The city’s last cobblestone house is safe from demolition for now, as the city plans to accept an offer from the property’s owner to donate it to the Rochester Land Bank Corporation.
The Lockwood-Alhart House is a nearly 200-year-old building attached to a small strip mall located at the corner of Grand Avenue and Culver Road.
Arthur Kirsch of Long Island bought the house in 2006, and in the years since the property has deteriorated. Its roof is crumbling, the doors are boarded up, and rats and pigeons have made it their home. Kirsch had said he planned to demolish the house, although he had not yet applied for a permit to do so.
After the Land Bank acquires the property, the city will solicit proposals to rehab the house, Mayor Malik Evans said. He gave no timeline for the process aside from saying the process should “move quickly.”

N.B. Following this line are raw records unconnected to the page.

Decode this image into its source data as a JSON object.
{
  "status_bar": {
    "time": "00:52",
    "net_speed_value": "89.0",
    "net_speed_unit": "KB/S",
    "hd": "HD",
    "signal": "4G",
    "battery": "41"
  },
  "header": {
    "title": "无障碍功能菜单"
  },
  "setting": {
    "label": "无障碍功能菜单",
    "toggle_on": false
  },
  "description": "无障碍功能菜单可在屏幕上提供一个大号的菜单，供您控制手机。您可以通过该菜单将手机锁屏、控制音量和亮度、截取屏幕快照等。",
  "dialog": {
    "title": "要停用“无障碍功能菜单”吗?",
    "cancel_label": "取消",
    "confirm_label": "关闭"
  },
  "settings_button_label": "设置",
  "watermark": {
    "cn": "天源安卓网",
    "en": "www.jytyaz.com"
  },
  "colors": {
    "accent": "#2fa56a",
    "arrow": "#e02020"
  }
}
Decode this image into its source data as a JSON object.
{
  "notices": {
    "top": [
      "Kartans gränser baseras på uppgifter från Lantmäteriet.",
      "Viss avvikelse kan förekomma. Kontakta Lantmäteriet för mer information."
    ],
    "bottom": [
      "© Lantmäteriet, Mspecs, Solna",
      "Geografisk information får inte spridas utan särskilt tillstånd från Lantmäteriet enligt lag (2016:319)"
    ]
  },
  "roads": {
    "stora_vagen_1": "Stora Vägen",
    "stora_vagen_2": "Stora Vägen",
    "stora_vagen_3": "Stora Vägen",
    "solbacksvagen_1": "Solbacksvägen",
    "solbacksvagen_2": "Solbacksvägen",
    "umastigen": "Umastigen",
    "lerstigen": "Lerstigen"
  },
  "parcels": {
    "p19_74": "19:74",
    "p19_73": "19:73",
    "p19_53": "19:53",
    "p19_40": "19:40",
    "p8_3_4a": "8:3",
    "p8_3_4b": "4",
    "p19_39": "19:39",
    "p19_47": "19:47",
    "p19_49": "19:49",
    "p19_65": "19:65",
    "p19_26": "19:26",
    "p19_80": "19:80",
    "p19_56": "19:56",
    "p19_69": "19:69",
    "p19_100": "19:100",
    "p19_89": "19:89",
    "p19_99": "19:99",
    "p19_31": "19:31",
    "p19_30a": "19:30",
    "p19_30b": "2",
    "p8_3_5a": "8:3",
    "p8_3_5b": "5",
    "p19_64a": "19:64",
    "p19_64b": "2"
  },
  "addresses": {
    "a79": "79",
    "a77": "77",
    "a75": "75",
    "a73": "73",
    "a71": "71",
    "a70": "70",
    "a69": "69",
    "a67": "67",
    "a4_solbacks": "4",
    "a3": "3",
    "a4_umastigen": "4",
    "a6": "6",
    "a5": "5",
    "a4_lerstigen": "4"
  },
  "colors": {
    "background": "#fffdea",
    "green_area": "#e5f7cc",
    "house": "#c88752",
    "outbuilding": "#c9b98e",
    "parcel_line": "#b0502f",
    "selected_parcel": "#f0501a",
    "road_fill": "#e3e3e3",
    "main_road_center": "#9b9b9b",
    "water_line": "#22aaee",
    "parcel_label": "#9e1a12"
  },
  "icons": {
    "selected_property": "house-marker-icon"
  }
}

“As the Wolf said in ‘Pulp Fiction,’ ‘I solve problems,’” Evans said during a news conference held on the house’s freshly mowed yard. “And this is one of many problems that came across my desk.”
Councilmember Mitch Gruber said that the city has been concerned for some time about the state of the building and that “as soon as there was an opportunity for the administration to get involved and for Council to get involved, we moved quickly.”
But the plan to acquire the building did not seem to be under consideration by the city as recently as nine days ago.
Last week, WXXI News reported on the declining state of the Lockwood-Alhart House and the owner’s plan to demolish the house so the site could be used as a parking lot for the adjacent Dollar General. Kirsch outlined that plan in a July court filing he submitted in response to a city lawsuit against him that sought to compel him to address more than two-dozen code violations.
The revelation that the house could be razed sparked outrage among community members and led to a petition calling on the city and the owner to somehow save the property.
At the time, City Hall’s top lawyer, Linda Kingsley, said the city had no plans to acquire the property and that if Kirsch were to ask for a demolition order, officials would have no reason not to grant it.
Likewise, city Commissioner of Neighborhood and Development Dana Miller said the only reasonable, if unlikely, path forward for the house was for a wealthy benefactor to step in, purchase the house and renovate it.
But in an interview with Kirsch, he told WXXI that he was willing to donate it to the city. It was an option where he could wash his hands of the liability and get a tax write-off, while the city could take on the burden of restoring the building.
Kingsley, in an Aug. 22 interview, said this was not an option previously considered by city officials.
“First of all, we’re just hearing about this,” Kingsley said during that interview. “But we are generally not in the business of doing this kind of thing ourselves. This is the kind of thing a developer would engage in or a not-for-profit would engage in.”
Evans said the city and Kirsch started having conversations last week and said that city officials were “excited” when the donation became a possibility.
The cost of overhauling the building is unclear at this time.
Evans said the city is also seeking to have the property recognized as a historical landmark.